Nebula 1969
PVA on hessian,
933 x 1066 mm.
(Collection of the
Auckland City Art Gallery)

The highpoint of his career, and of the exhibition, comes with the late paintings made in 1975-76. Called 'Paintings for the Sun', they are in a series owned by the County Council, Ehrwald, Austria. Works such as That Narrow Zone of Life (1976), introduce a philosophical element previously lacking within his art. The dark expanse of the painting contains a small sun or star surrounded by the planets in their orbits-at once fragile and miraculous in their journey through the chill reaches of space.

Cash-Dollar-Cash 1976
original ball-point drawing,
275 x 210 mm.

The Paintings for the Sun give an apocalyptic view of the world and of the fate of man. in many ways they are depressing and bitter works in terms of ideas. Solar Explosion (1976) underlines the precarious nature of life as we know it and the certainty of ultimate extinction. Human affairs take on a puny and tentative aspect from Gopas's astronomical perspective.
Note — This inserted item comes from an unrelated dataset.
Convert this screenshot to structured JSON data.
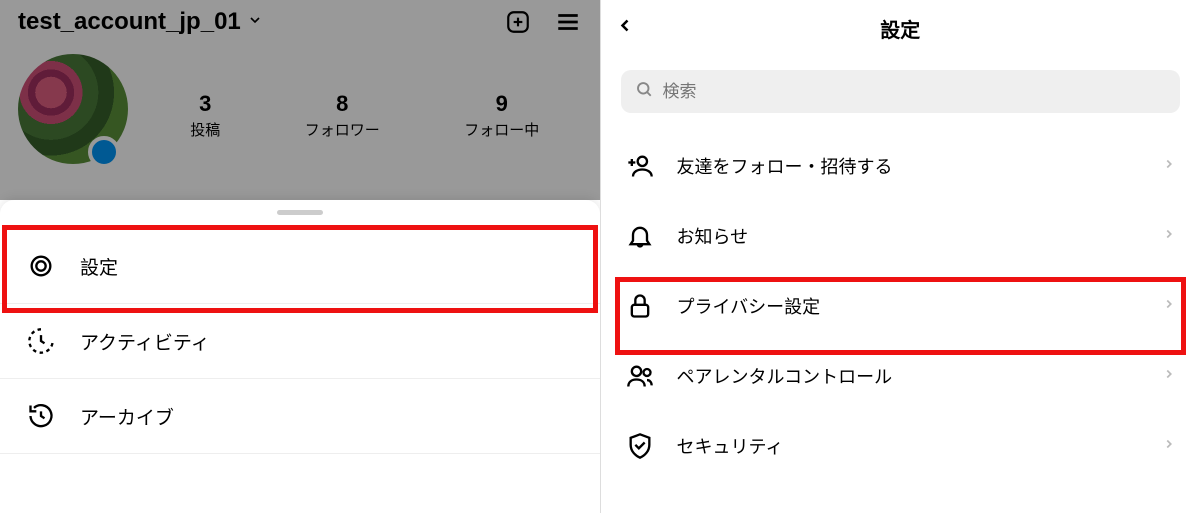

In such paintings Gopas allows the texture of canvas and the staining of paint to do the work. There is a new economy of means; a concentration on essentials that is surprising and totally persuasive. And then come the words. Like Colin McCahon before him, and like Blake, Gopas finds in the written word a necessary tool to convey part of his message.

Dear Moon 1976
original ball-point
and coloured pencil drawing,
280 x 300 mm.

Self-Portrait as a Flea (1976) has lines of verse composed by Gopas that echo the lines of Blake's Songs of innocence and Experience. For example: 'Who is me/but a Flea/on the brow/of a Giant/'. In this work Gopas has painted the letters in irregular lines of printed lettering to one side of the painting.

Last of all, and most polemical, are the drawings such as I see, I See, (the Sun) (1976), Dear Moon (1976) and Cash-Dollar Cash. In these drawings Gopas combines diagrams, poems and drawn images to create individual and amazingly effective imagery. His debt to Leonardo da Vinci's scientific drawings is clear, as is his debt to Blake's illuminated books, but the end result is his own. His concern here with basic values, with life and death, with the ultimate value of art - e.g. Rembrandt Where Are You? (1976) - reveal a social conscience and moral philosophy rare in New Zealand art. It is tempting to compare him in this respect with Colin McCahon - making the necessary allowances.

Self-Portrait as a Flea 1976
PVA on hessian on ivoryboard,
430 x 380 mm.

At present Gopas is known mainly for his' early paintings. It is an important function of this exhibition to point out that it is with the late works that Gopas becomes an impressive artist. Finally a note should be made of the good quality of the catalogue that accompanies the show.

I See, I See (The Sun) 1976
carbon print, photograph,
paper collage, ball point,
275 x 400 mm

Colour photographs by John Crawford
Black-and-white photographs by Jane Dove